▸ **ASSIGNMENT**
Identify each line below containing the string "Details" and copy it.

▸ **ENTRIES PROVIDED**
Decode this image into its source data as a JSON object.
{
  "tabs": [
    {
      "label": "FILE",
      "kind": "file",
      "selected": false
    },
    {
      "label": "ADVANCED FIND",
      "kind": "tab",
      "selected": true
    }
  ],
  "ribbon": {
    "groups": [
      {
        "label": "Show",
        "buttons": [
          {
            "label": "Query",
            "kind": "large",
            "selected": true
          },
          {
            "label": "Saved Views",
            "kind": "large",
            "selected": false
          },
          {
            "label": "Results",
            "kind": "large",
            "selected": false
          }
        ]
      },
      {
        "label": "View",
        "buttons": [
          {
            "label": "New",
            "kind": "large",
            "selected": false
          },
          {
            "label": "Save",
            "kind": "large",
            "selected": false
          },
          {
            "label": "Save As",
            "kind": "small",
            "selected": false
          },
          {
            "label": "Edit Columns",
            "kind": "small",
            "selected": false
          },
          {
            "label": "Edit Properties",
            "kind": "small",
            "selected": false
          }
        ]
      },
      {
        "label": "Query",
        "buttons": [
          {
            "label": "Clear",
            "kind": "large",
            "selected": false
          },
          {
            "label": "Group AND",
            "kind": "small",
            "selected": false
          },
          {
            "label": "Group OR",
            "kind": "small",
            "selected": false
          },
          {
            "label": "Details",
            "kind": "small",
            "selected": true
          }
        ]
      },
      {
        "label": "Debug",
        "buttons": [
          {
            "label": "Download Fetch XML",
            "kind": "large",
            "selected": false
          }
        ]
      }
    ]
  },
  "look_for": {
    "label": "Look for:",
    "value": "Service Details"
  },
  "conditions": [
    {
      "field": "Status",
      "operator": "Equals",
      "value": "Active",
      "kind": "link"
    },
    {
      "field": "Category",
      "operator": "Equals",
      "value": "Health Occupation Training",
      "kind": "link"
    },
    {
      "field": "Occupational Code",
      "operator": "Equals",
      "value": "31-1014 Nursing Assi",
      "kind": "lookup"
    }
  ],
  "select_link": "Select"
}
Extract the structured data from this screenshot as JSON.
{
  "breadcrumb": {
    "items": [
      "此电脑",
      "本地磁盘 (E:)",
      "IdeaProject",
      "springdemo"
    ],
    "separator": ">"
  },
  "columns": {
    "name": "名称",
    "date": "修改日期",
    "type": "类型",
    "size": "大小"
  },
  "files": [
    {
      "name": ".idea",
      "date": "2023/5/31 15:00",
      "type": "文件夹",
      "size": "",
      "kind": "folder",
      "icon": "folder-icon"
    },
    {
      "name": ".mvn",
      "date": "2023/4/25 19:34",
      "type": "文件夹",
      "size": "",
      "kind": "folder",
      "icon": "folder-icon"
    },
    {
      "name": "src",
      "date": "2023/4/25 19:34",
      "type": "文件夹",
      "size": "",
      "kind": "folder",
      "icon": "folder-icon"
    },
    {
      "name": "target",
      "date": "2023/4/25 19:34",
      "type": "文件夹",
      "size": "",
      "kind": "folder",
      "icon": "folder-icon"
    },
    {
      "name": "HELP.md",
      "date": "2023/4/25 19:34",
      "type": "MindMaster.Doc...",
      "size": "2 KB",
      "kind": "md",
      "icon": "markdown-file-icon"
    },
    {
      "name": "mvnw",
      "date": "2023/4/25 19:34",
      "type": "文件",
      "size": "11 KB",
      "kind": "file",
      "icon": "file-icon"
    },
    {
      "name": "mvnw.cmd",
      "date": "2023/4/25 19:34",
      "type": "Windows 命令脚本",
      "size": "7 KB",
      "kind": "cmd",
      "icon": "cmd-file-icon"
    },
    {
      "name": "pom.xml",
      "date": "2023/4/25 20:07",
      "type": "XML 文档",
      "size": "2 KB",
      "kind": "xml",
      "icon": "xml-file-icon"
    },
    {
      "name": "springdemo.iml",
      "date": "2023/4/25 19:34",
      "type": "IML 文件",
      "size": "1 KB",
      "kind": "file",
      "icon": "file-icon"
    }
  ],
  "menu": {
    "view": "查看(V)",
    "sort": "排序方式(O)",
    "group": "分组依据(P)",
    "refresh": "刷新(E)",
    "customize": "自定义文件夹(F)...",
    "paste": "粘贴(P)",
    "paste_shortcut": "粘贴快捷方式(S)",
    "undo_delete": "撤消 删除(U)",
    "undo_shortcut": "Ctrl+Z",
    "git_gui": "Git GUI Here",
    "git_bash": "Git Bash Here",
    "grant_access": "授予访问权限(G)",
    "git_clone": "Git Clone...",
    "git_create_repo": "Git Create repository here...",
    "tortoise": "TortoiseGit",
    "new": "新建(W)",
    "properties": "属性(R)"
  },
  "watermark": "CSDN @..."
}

▸ **RESULT OF THE EXERCISE**
            "label": "Details",
    "value": "Service Details"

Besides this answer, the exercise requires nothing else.